As a result of recent funding awarded by the U.S. Department of Energy’s (DOE) Office of Fossil Energy and managed by the National Energy Technology Laboratory (NETL), the National Carbon Capture Center will serve as the test facility for two new carbon capture research and development (R&D) projects – including the facility’s first evaluation of direct air capture (DAC) technology.

“As the first DAC technology designated to come to the center for testing, this project represents an expanded focus for the facility as we seek to incorporate negative carbon concepts into our research strategy,” said National Carbon Capture Center Director John Northington. “We look forward to working with the SSEB on this promising new DAC technology and moving it from basic research toward pilot-scale and larger demonstrations.”

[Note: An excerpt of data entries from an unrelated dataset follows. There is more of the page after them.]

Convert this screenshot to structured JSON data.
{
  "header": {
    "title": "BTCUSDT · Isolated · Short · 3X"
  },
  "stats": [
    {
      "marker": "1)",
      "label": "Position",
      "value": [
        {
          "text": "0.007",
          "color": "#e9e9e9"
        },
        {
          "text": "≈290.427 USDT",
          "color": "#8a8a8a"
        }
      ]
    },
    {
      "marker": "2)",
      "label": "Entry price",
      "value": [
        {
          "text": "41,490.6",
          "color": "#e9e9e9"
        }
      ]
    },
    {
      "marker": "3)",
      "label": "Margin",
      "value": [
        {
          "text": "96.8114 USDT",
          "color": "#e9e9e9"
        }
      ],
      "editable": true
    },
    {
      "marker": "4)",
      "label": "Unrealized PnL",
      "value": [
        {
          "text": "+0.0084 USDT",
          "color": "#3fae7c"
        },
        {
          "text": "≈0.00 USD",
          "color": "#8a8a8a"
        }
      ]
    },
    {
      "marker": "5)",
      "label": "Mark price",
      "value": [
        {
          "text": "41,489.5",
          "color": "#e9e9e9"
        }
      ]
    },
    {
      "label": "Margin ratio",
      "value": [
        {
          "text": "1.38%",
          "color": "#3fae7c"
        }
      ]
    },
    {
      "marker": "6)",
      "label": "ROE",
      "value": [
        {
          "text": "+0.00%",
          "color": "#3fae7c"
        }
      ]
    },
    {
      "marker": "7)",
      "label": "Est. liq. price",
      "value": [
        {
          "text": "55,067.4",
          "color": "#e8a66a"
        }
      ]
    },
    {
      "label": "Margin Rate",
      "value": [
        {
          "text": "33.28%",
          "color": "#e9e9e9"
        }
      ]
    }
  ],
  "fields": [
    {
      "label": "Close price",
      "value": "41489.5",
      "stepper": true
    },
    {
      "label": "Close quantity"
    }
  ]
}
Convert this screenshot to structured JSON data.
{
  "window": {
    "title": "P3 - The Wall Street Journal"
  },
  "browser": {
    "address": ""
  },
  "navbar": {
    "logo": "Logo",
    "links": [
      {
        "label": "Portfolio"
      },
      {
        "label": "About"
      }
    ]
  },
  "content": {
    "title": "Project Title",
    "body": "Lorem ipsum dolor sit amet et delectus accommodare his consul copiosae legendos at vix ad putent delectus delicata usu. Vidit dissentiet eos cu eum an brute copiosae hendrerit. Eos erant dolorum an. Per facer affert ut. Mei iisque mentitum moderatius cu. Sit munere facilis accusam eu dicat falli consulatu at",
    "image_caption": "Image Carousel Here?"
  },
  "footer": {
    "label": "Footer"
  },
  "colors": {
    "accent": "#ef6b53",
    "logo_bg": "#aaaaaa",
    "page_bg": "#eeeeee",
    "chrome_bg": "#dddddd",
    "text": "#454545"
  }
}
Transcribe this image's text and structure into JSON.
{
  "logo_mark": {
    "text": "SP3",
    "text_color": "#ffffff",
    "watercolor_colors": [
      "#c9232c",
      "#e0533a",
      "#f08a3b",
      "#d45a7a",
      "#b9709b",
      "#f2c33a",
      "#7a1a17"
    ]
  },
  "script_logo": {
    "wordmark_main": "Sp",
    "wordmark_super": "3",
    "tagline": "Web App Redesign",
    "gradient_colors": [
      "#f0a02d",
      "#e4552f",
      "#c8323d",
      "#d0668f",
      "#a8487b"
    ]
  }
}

In the first award, the Southern States Energy Board (SSEB) will lead a $3.1 million public-private partnership to scale up a solid-amine carbon dioxide (CO2) adsorption-desorption contactor technology that has been proven in the laboratory. The team’s ultimate goal is to decrease the cost of DAC through testing existing DAC materials in integrated field units that produce a concentrated CO2 stream of at least 95% purity.

DAC includes emerging technologies that separate CO2 directly from ambient air; captured CO2 can then be safely and permanently stored underground or used in the production of fuels, chemicals and commercial products such as building materials and beverages. DAC is seen as an important technology pathway toward achieving economywide decarbonization.

In the area of post-combustion carbon capture, DOE awarded $4 million in funding to the Electric Power Research Institute (EPRI) for carbon capture testing on natural gas and coal flue gas. The project will demonstrate the performance of a novel water-lean solvent and develop a cost-effective method for synthesizing sufficient quantities of solvent to perform a 0.5-megawatt test at the center.

“We are always pleased to build on our long relationship with EPRI as a sponsor of the National Carbon Capture Center,” said Northington. “In this instance, we’re particularly excited to support EPRI and its project team in the development and demonstration of a next-generation solvent for post-combustion capture.”

Through DOE’s Carbon Capture, Utilization, and Storage R&D Program, the Office of Fossil Energy has a comprehensive portfolio of technological solutions that help keep CO2 emissions out of the atmosphere. In a recent announcement, DOE’s Office of Fossil Energy awarded $51 million to nine new projects for coal and natural gas power and industrial sources, and a total of $21 million to 18 projects for DAC.

As DOE’s primary carbon capture research facility, the National Carbon Capture Center has reduced the projected cost of carbon capture for fossil-based power plants by approximately 40% through the pilot testing of approximately 60 advanced technologies. The facility has worked for more than a decade with over 30 government, industry, university and research organizations from seven countries, completing more than 110,000 hours of testing. Recently, the center significantly expanded its testing of carbon capture for natural gas-fueled power generation.

“The National Carbon Capture Center is building on our history of innovation,” said Northington. “Our team is excited to actively support technology developers who are working to advance the full value chain of carbon capture technologies – carbon capture from power generation and industrial sources, carbon utilization and DAC.”

Southern Company – which manages and operates the National Carbon Capture Center for DOE – has committed to a long-term greenhouse gas reduction goal of net-zero emissions by 2050. The company’s robust R&D program is exploring carbon capture for fossil-based generation and CO2 utilization, as well as natural systems to remove and sequester carbon from the atmosphere. Southern Company also leads a world-class geologic sequestration R&D program that is evaluating carbon source and sink synergies in the Southeast.